Book chat…

The Blurb

The season is about to begin – and there’s not a minute to lose…

Kitty Talbot needs a fortune.

Or rather, she needs a husband who has a fortune. This is 1818 after all, and only men have the privilege of seeking their own riches.

With just twelve weeks until Kitty and her sisters are made homeless, launching herself into London society is the only avenue open to her. And Kitty must use every ounce of cunning and ingenuity she possesses to climb the ranks.

The only one to see through her plans is the worldly Lord Radcliffe and he is determined to thwart her at any cost.

Can Kitty secure a fortune and save her sisters from poverty? There is not a day to lose and no one – not even a lord – will stand in her way…

My thoughts

I really enjoyed ‘A Lady’s Guide to Fortune-Hunting’ by Sophie Irwin and, as others have commented, it has a modern day Georgette Heyer vibe to it; it’s also an historical romance without the ‘heat’ that comes with many. What you get is an often charming, enemies to lovers story and great escapism into a fictionalised past, as our central protagonist, Kitty Talbot, finds herself forced to marry for wealth to save her family from potential destitution. There were a few times that this felt mercenary and quite annoying, but on the flip side it was an arrangement most of the wealthy opted into at the time; Kitty was simply taking advantage of these types of transactions on the marriage mart.

It’s a tale of misunderstanding, family, personal desires in the face of social restrictions and, well, love and fun. It wrapped up quite suddenly for me, and I personally would have liked a little more, perhaps an epilogue, but that’s just me.

Recommended to historical romance readers and people looking for some escapism from today’s world.

The Blurb

A Raven and Fisher Mystery: Book 3

Edinburgh, 1850. This city will bleed you dry.

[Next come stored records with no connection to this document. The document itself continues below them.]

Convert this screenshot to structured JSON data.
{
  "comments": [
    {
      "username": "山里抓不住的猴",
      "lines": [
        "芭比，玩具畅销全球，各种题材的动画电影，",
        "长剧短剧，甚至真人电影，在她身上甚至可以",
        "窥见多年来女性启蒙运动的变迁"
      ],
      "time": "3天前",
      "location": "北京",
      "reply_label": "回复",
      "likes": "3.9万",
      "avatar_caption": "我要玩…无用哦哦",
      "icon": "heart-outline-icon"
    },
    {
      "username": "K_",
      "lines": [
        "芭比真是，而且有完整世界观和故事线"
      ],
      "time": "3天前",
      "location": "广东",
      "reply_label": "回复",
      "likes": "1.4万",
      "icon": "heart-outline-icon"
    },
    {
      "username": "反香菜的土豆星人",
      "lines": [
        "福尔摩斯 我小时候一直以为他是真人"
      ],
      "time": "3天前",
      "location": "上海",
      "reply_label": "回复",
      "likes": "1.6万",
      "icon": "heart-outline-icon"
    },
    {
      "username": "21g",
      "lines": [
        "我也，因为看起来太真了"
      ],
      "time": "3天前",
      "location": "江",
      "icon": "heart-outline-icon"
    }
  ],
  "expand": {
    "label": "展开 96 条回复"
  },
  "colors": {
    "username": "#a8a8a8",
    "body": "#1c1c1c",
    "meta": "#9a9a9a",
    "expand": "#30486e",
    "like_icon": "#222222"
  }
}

Dr Will Raven is a man seldom shocked by human remains, but even he is disturbed by the contents of a package washed up at the Port of Leith. Stranger still, a man Raven has long detested is pleading for his help to escape the hangman.

Back in the townhouse of Dr James Simpson, Sarah Fisher has set her sights on learning to practise medicine. Almost everyone seems intent on dissuading her from this ambition, but when word reaches her that a woman has recently obtained a medical degree despite her gender, Sarah decides to seek her out.

Raven’s efforts to prove his former adversary’s innocence are failing and he desperately needs Sarah’s help. Putting their feelings for one another aside, their investigations take them to both extremes of Edinburgh’s social divide, where they discover that wealth and status cannot alter a fate written in the blood.

My thoughts

I love this book series and would highly recommend it to people who enjoy historical thrillers that mix real-life characters with the fictional world. Atmospheric, dark, meticulously plotted and executed with panache! I really do enjoy these books and the third in the series is no exception. ‘A Corruption of Blood’ can be read as a standalone I’m sure, but to understand the principal characters and their relationships, I’d highly recommend you start at the beginning.

A brilliant setting is the key to these books, the city of Edinburgh really comes as life: it’s like time-travelling. I love the well researched medical information, it really elevates the book and doesn’t bog it down at all. I also love the relationship between Will and Sarah and it certainly doesn’t conform to the readers’ expectations.

Highly recommended – these are also stunning looking books!